YOUR TASK: Give back all of the data exactly. Leave nothing out.

DATASET RECORDS:
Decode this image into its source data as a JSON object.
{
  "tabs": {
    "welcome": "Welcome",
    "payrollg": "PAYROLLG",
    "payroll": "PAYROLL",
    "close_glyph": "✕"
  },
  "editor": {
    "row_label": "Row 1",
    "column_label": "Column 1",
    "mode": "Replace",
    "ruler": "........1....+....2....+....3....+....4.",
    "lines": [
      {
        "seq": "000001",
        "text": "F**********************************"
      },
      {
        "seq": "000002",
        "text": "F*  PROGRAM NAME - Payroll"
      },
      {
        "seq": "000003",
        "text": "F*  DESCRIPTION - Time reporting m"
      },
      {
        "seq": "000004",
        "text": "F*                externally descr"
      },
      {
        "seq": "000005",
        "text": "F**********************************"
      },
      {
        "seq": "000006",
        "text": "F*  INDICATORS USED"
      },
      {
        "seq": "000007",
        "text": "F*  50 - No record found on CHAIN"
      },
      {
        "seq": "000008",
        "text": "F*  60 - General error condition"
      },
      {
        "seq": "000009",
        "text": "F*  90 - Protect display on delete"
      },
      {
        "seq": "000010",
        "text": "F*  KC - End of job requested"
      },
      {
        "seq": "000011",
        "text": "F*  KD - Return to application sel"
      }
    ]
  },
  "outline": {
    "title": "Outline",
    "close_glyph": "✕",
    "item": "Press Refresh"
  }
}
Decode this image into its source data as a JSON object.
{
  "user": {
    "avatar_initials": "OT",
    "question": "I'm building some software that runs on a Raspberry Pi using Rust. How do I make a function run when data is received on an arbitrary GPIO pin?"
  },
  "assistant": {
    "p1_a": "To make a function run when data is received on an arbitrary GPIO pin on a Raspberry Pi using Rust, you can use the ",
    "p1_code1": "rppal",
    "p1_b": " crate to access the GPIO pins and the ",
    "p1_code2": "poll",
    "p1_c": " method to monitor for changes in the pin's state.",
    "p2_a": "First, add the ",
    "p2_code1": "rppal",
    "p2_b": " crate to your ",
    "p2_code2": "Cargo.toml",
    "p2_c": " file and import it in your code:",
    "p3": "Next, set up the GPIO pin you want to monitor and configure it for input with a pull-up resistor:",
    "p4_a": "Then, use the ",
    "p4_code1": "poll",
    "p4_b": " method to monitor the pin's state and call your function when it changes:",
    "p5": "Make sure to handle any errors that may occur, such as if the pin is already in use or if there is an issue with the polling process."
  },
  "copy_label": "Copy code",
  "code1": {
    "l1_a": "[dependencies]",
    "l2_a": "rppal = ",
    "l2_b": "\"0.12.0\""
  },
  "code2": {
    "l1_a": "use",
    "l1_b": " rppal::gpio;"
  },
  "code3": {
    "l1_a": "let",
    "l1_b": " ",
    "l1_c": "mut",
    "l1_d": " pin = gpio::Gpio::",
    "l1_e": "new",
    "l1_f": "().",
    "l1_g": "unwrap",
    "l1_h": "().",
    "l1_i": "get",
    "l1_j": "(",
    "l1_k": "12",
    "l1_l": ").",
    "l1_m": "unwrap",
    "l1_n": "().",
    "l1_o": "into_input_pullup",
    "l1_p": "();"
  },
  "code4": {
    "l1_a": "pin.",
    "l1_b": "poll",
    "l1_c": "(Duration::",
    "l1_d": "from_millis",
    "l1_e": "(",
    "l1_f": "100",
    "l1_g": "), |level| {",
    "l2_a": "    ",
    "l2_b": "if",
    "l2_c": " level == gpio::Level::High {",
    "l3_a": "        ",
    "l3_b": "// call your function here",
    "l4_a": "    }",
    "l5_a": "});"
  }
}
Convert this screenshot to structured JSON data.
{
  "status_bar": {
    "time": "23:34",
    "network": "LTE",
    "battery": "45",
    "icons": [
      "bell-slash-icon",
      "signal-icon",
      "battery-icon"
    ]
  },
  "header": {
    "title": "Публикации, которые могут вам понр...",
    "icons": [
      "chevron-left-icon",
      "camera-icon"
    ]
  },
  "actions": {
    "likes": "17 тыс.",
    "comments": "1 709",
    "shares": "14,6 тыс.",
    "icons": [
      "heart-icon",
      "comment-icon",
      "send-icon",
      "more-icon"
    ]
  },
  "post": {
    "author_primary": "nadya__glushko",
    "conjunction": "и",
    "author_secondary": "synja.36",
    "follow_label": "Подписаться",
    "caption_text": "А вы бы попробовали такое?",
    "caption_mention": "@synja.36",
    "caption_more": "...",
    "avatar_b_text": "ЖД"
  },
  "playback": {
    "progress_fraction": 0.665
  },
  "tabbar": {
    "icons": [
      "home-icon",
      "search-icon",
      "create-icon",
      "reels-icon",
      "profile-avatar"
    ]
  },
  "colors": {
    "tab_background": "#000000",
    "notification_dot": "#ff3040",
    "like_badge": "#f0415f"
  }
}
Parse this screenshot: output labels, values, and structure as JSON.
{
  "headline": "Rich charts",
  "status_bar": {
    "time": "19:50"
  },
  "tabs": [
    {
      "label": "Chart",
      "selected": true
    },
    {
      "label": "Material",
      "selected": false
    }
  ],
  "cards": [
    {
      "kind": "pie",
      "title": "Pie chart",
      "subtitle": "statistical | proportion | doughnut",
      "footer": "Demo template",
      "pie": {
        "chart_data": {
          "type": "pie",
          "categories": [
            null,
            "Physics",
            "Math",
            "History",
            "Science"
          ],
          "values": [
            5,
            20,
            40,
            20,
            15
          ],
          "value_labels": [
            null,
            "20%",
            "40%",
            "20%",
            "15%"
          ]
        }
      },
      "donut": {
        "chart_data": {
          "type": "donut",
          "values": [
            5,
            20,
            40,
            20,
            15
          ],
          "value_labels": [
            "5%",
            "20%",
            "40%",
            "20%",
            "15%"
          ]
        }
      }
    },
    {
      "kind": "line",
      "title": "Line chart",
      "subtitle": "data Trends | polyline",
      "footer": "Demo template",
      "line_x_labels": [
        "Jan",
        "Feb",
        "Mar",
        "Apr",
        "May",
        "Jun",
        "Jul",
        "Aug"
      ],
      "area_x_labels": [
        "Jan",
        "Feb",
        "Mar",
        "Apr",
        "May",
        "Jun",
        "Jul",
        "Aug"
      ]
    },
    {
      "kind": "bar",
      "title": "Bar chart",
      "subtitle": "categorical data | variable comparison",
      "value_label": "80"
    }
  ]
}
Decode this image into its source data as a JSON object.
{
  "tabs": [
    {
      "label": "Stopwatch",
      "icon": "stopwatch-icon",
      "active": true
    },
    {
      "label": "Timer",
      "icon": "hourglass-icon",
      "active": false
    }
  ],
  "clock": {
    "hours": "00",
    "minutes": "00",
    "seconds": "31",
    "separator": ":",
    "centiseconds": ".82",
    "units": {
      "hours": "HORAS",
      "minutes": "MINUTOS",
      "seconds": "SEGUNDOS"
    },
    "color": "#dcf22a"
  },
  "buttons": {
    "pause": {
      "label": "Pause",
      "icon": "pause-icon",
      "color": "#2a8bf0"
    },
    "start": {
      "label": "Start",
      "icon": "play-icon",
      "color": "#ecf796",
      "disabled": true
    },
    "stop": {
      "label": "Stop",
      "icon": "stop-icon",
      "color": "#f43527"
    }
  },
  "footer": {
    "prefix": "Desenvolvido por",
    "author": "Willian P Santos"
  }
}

RESULT OF THE EXERCISE:
Decode this image into its source data as a JSON object.
{
  "tabs": {
    "welcome": "Welcome",
    "payrollg": "PAYROLLG",
    "payroll": "PAYROLL",
    "close_glyph": "✕"
  },
  "editor": {
    "row_label": "Row 1",
    "column_label": "Column 1",
    "mode": "Replace",
    "ruler": "........1....+....2....+....3....+....4.",
    "lines": [
      {
        "seq": "000001",
        "text": "F**********************************"
      },
      {
        "seq": "000002",
        "text": "F*  PROGRAM NAME - Payroll"
      },
      {
        "seq": "000003",
        "text": "F*  DESCRIPTION - Time reporting m"
      },
      {
        "seq": "000004",
        "text": "F*                externally descr"
      },
      {
        "seq": "000005",
        "text": "F**********************************"
      },
      {
        "seq": "000006",
        "text": "F*  INDICATORS USED"
      },
      {
        "seq": "000007",
        "text": "F*  50 - No record found on CHAIN"
      },
      {
        "seq": "000008",
        "text": "F*  60 - General error condition"
      },
      {
        "seq": "000009",
        "text": "F*  90 - Protect display on delete"
      },
      {
        "seq": "000010",
        "text": "F*  KC - End of job requested"
      },
      {
        "seq": "000011",
        "text": "F*  KD - Return to application sel"
      }
    ]
  },
  "outline": {
    "title": "Outline",
    "close_glyph": "✕",
    "item": "Press Refresh"
  }
}
Decode this image into its source data as a JSON object.
{
  "user": {
    "avatar_initials": "OT",
    "question": "I'm building some software that runs on a Raspberry Pi using Rust. How do I make a function run when data is received on an arbitrary GPIO pin?"
  },
  "assistant": {
    "p1_a": "To make a function run when data is received on an arbitrary GPIO pin on a Raspberry Pi using Rust, you can use the ",
    "p1_code1": "rppal",
    "p1_b": " crate to access the GPIO pins and the ",
    "p1_code2": "poll",
    "p1_c": " method to monitor for changes in the pin's state.",
    "p2_a": "First, add the ",
    "p2_code1": "rppal",
    "p2_b": " crate to your ",
    "p2_code2": "Cargo.toml",
    "p2_c": " file and import it in your code:",
    "p3": "Next, set up the GPIO pin you want to monitor and configure it for input with a pull-up resistor:",
    "p4_a": "Then, use the ",
    "p4_code1": "poll",
    "p4_b": " method to monitor the pin's state and call your function when it changes:",
    "p5": "Make sure to handle any errors that may occur, such as if the pin is already in use or if there is an issue with the polling process."
  },
  "copy_label": "Copy code",
  "code1": {
    "l1_a": "[dependencies]",
    "l2_a": "rppal = ",
    "l2_b": "\"0.12.0\""
  },
  "code2": {
    "l1_a": "use",
    "l1_b": " rppal::gpio;"
  },
  "code3": {
    "l1_a": "let",
    "l1_b": " ",
    "l1_c": "mut",
    "l1_d": " pin = gpio::Gpio::",
    "l1_e": "new",
    "l1_f": "().",
    "l1_g": "unwrap",
    "l1_h": "().",
    "l1_i": "get",
    "l1_j": "(",
    "l1_k": "12",
    "l1_l": ").",
    "l1_m": "unwrap",
    "l1_n": "().",
    "l1_o": "into_input_pullup",
    "l1_p": "();"
  },
  "code4": {
    "l1_a": "pin.",
    "l1_b": "poll",
    "l1_c": "(Duration::",
    "l1_d": "from_millis",
    "l1_e": "(",
    "l1_f": "100",
    "l1_g": "), |level| {",
    "l2_a": "    ",
    "l2_b": "if",
    "l2_c": " level == gpio::Level::High {",
    "l3_a": "        ",
    "l3_b": "// call your function here",
    "l4_a": "    }",
    "l5_a": "});"
  }
}
Convert this screenshot to structured JSON data.
{
  "status_bar": {
    "time": "23:34",
    "network": "LTE",
    "battery": "45",
    "icons": [
      "bell-slash-icon",
      "signal-icon",
      "battery-icon"
    ]
  },
  "header": {
    "title": "Публикации, которые могут вам понр...",
    "icons": [
      "chevron-left-icon",
      "camera-icon"
    ]
  },
  "actions": {
    "likes": "17 тыс.",
    "comments": "1 709",
    "shares": "14,6 тыс.",
    "icons": [
      "heart-icon",
      "comment-icon",
      "send-icon",
      "more-icon"
    ]
  },
  "post": {
    "author_primary": "nadya__glushko",
    "conjunction": "и",
    "author_secondary": "synja.36",
    "follow_label": "Подписаться",
    "caption_text": "А вы бы попробовали такое?",
    "caption_mention": "@synja.36",
    "caption_more": "...",
    "avatar_b_text": "ЖД"
  },
  "playback": {
    "progress_fraction": 0.665
  },
  "tabbar": {
    "icons": [
      "home-icon",
      "search-icon",
      "create-icon",
      "reels-icon",
      "profile-avatar"
    ]
  },
  "colors": {
    "tab_background": "#000000",
    "notification_dot": "#ff3040",
    "like_badge": "#f0415f"
  }
}
Parse this screenshot: output labels, values, and structure as JSON.
{
  "headline": "Rich charts",
  "status_bar": {
    "time": "19:50"
  },
  "tabs": [
    {
      "label": "Chart",
      "selected": true
    },
    {
      "label": "Material",
      "selected": false
    }
  ],
  "cards": [
    {
      "kind": "pie",
      "title": "Pie chart",
      "subtitle": "statistical | proportion | doughnut",
      "footer": "Demo template",
      "pie": {
        "chart_data": {
          "type": "pie",
          "categories": [
            null,
            "Physics",
            "Math",
            "History",
            "Science"
          ],
          "values": [
            5,
            20,
            40,
            20,
            15
          ],
          "value_labels": [
            null,
            "20%",
            "40%",
            "20%",
            "15%"
          ]
        }
      },
      "donut": {
        "chart_data": {
          "type": "donut",
          "values": [
            5,
            20,
            40,
            20,
            15
          ],
          "value_labels": [
            "5%",
            "20%",
            "40%",
            "20%",
            "15%"
          ]
        }
      }
    },
    {
      "kind": "line",
      "title": "Line chart",
      "subtitle": "data Trends | polyline",
      "footer": "Demo template",
      "line_x_labels": [
        "Jan",
        "Feb",
        "Mar",
        "Apr",
        "May",
        "Jun",
        "Jul",
        "Aug"
      ],
      "area_x_labels": [
        "Jan",
        "Feb",
        "Mar",
        "Apr",
        "May",
        "Jun",
        "Jul",
        "Aug"
      ]
    },
    {
      "kind": "bar",
      "title": "Bar chart",
      "subtitle": "categorical data | variable comparison",
      "value_label": "80"
    }
  ]
}
Decode this image into its source data as a JSON object.
{
  "tabs": [
    {
      "label": "Stopwatch",
      "icon": "stopwatch-icon",
      "active": true
    },
    {
      "label": "Timer",
      "icon": "hourglass-icon",
      "active": false
    }
  ],
  "clock": {
    "hours": "00",
    "minutes": "00",
    "seconds": "31",
    "separator": ":",
    "centiseconds": ".82",
    "units": {
      "hours": "HORAS",
      "minutes": "MINUTOS",
      "seconds": "SEGUNDOS"
    },
    "color": "#dcf22a"
  },
  "buttons": {
    "pause": {
      "label": "Pause",
      "icon": "pause-icon",
      "color": "#2a8bf0"
    },
    "start": {
      "label": "Start",
      "icon": "play-icon",
      "color": "#ecf796",
      "disabled": true
    },
    "stop": {
      "label": "Stop",
      "icon": "stop-icon",
      "color": "#f43527"
    }
  },
  "footer": {
    "prefix": "Desenvolvido por",
    "author": "Willian P Santos"
  }
}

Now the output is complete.